Fluorophores Under Glass

What is 30 times brighter than fluorescent markers, impervious to photobleaching, and won't leach heavy metals and other toxins into biological samples?

Bennett Daviss
Sep 11, 2005

© Cornell University

Schematic representation of a Cornell Dot, with several molecules of a fluorescent rhodamine dye encapsulated in the center. The dye has been modified with a group that links to the encapsulating silicon.

What is 30 times brighter than fluorescent markers, impervious to photobleaching, and won't leach heavy metals and other toxins into biological samples? Why, Cornell dots, of course – Ulrich Wiesner's attempt to make a cheaper, safer, and brighter biological marker.1
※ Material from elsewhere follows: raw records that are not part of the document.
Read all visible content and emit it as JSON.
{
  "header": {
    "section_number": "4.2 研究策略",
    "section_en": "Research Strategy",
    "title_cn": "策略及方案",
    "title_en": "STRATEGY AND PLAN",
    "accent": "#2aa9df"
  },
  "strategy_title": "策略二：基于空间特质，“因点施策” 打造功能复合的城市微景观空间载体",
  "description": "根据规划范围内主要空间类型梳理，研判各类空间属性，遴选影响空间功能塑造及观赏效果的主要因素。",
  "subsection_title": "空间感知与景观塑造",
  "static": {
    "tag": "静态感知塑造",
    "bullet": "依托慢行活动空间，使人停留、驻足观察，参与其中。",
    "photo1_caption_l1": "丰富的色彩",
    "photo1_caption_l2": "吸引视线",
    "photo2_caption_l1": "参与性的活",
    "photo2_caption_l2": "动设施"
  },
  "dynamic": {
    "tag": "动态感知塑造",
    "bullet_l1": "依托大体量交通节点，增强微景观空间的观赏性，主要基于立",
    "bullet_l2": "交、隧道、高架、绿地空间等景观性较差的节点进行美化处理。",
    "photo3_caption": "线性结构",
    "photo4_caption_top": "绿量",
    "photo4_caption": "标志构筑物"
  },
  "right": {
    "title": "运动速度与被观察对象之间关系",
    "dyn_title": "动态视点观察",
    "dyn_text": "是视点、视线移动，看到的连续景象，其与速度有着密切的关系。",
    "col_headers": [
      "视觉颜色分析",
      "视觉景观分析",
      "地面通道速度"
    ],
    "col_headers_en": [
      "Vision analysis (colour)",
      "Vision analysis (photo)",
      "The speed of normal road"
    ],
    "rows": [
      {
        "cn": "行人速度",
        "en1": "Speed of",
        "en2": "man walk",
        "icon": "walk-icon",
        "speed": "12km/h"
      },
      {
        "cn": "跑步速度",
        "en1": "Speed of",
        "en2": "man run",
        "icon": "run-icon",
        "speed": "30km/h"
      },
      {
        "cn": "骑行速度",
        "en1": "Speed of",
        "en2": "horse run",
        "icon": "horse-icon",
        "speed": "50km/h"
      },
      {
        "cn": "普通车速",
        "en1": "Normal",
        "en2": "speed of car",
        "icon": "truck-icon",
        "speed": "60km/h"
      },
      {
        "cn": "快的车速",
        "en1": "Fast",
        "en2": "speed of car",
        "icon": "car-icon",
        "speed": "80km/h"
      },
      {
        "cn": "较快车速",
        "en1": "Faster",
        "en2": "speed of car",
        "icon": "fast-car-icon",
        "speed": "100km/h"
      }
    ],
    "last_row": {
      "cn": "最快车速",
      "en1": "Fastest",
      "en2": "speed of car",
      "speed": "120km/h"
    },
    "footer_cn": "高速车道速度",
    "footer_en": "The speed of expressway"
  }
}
Cornell dots, named for the university where Wiesner is a professor of materials science and engineering, are molecules of fluorescent dyes encapsulated in a silica shell. Wrapping the dye in glass keeps the dyes' fluorophores from dissolving in the biological sample. The surface of the glass beads can be coated with any of a variety of ready-made "targeting molecules" (for instance, antibodies) matched to specific sites in a sample. By aggregating the beads at those sites of interest, the glass spheres can create a signal as much as 20 times brighter than ordinary dyes.

The brightness also results from grouping several dye molecules in one silica capsule. Adjacent dye molecules can dim each others' lights. But Cornell dots' fluorophores are separated by, and firmly attached to, the silica casing, allowing each molecule to shine to its fullest. The casing shields the fluorophores from water, where excited fluorescent molecules can generate singlet oxygen, a highly reactive radical that can lead to photobleaching.
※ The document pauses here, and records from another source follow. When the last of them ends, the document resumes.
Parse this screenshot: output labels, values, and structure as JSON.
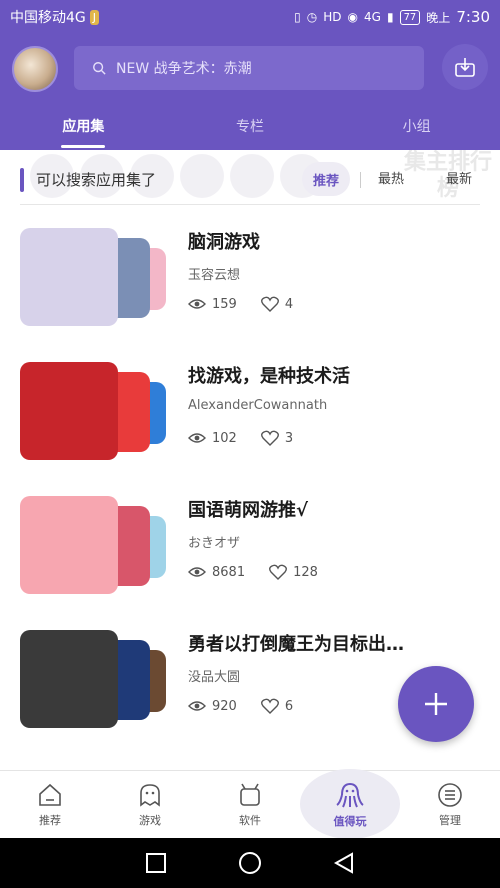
{
  "status_bar": {
    "carrier": "中国移动4G",
    "badge": "J",
    "hd": "HD",
    "network": "4G",
    "battery": "77",
    "time_prefix": "晚上",
    "time": "7:30"
  },
  "header": {
    "search_placeholder": "NEW 战争艺术：赤潮",
    "tabs": [
      {
        "label": "应用集",
        "active": true
      },
      {
        "label": "专栏",
        "active": false
      },
      {
        "label": "小组",
        "active": false
      }
    ]
  },
  "filter": {
    "title": "可以搜索应用集了",
    "sort_options": [
      "推荐",
      "最热",
      "最新"
    ],
    "ranking_ghost": "集主排行榜"
  },
  "items": [
    {
      "title": "脑洞游戏",
      "author": "玉容云想",
      "views": "159",
      "likes": "4",
      "colors": [
        "#d7d2ea",
        "#7b8fb5",
        "#f3b7c8"
      ]
    },
    {
      "title": "找游戏，是种技术活",
      "author": "AlexanderCowannath",
      "views": "102",
      "likes": "3",
      "colors": [
        "#c7252b",
        "#e83b3b",
        "#2f7ed8"
      ]
    },
    {
      "title": "国语萌网游推√",
      "author": "おきオザ",
      "views": "8681",
      "likes": "128",
      "colors": [
        "#f7a6b0",
        "#d8566a",
        "#9fd3e8"
      ]
    },
    {
      "title": "勇者以打倒魔王为目标出…",
      "author": "没品大圆",
      "views": "920",
      "likes": "6",
      "colors": [
        "#3a3a3a",
        "#1f3a78",
        "#6b4a32"
      ]
    }
  ],
  "bottom_nav": [
    {
      "label": "推荐",
      "icon": "home-icon",
      "active": false
    },
    {
      "label": "游戏",
      "icon": "ghost-icon",
      "active": false
    },
    {
      "label": "软件",
      "icon": "android-icon",
      "active": false
    },
    {
      "label": "值得玩",
      "icon": "octopus-icon",
      "active": true
    },
    {
      "label": "管理",
      "icon": "menu-circle-icon",
      "active": false
    }
  ],
  "accent_color": "#6a55c0"
}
Wiesner's dots are also cheap and easy to make, requiring only a one-step, room-temperature process using water-based or alcohol solvents. "I think it is a breakthrough," says Stephane Petoud, a chemist who works with luminescent lanthanides at the University of Pittsburgh.

Still, Petoud and others express reservations about Cornell dots' inherent girth, which ranges from 20 to 30 nm. "These Cornell dots certainly will be more stable than conventional dyes," says Simon Watkins, director of the University of Pittsburgh's Center for Biologic Imaging, but they are large; more than twice the size of a typical dye molecule. "The efficiency of the labeling process decreases as the size of the tag increases. You can't necessarily be sure you're attaching the tag to the right thing," adds Watkins. It would be tricky, for instance, to firmly mate a 25-nm tag to a protein less than 10 nm in size.

"If you had an antibody attached to a label of that size and were trying to get the antibody to bind to something inside a chromosome or complex cell, that big label might keep the antibody from penetrating into those areas to reach the target," says Alan Waggoner, director of the Centre for Light Microscope Imaging and Biotechnology at Carnegie Mellon University.


© 2005 American Chemical Society

(A) 30-nm core-shell fluorescent silica nanoparticles Cornell Dots) as viewed under transmission electron microscopy. (B) The synthesis protocol can be extended to incorporate organic dyes with different spectral characteristics, covering the entire UV-vis absorption and emission wavelengths. Organic dyes incorporated from left to right are Alexa 350, N-(7-(dimethylamino)-4-methylcoumarin-3-yl), Alexa 488, fluorescein isothiocyanate, tetramethyl-rhodamine isothiocyanate, Alexa 555, Alexa 568, Texas Red, Alexa 680, and Alexa 750. (From H. Ow et al., Nano Letters, 5:113–7, 2005.).

Wiesner argues his dots are no bigger than quantum dots and notes his group has already demonstrated the tags' practicality. The researchers attached an antibody to the dots' surface that connected with rat basophilic leukemia mast cells. "We put these antibodies on the surface of Cornell dots and showed that we could specifically label those cell surface receptors on mast cells and then take pictures of them," Wiesner says. "This is the first step in using our dots for bioimaging."

But it isn't the last. By infusing a single sample with Cornell dots topped with a variety of surface-targeting molecules, Wiesner plans to make movies of biological processes in situ. "You not only want to visualize things on a molecular level, but you also want tags to function as reporters," he states. For example, a drugmaker testing a new candidate would like to see where in a cell, and in what sequence, the candidate triggers certain biochemical events. He hopes to complete a paper on the dots' use as reporters within a year.

Cornell physicist Watt Webb, who collaborated with Wiesner to create and evaluate the dots, says quantum dots, which, unlike Cornell dots, blink on and off, can take perhaps four times as long as Cornell's version to fluoresce after stimulation. But Charles Hotz, vice president of research and development for the Quantum Dot Corp. in Hayward, Calif., isn't looking over his shoulder. He notes Wiesner's group still hasn't published data about Cornell dots' photostability under harsh conditions and points out that, because the dots are still dye-based, users can't excite a spectrum of colored signals with a single light source, as they can with quantum dots.

"A Cornell dot is still a dye molecule," Hotz says, "but it improves on dye molecules' properties in good and useful ways."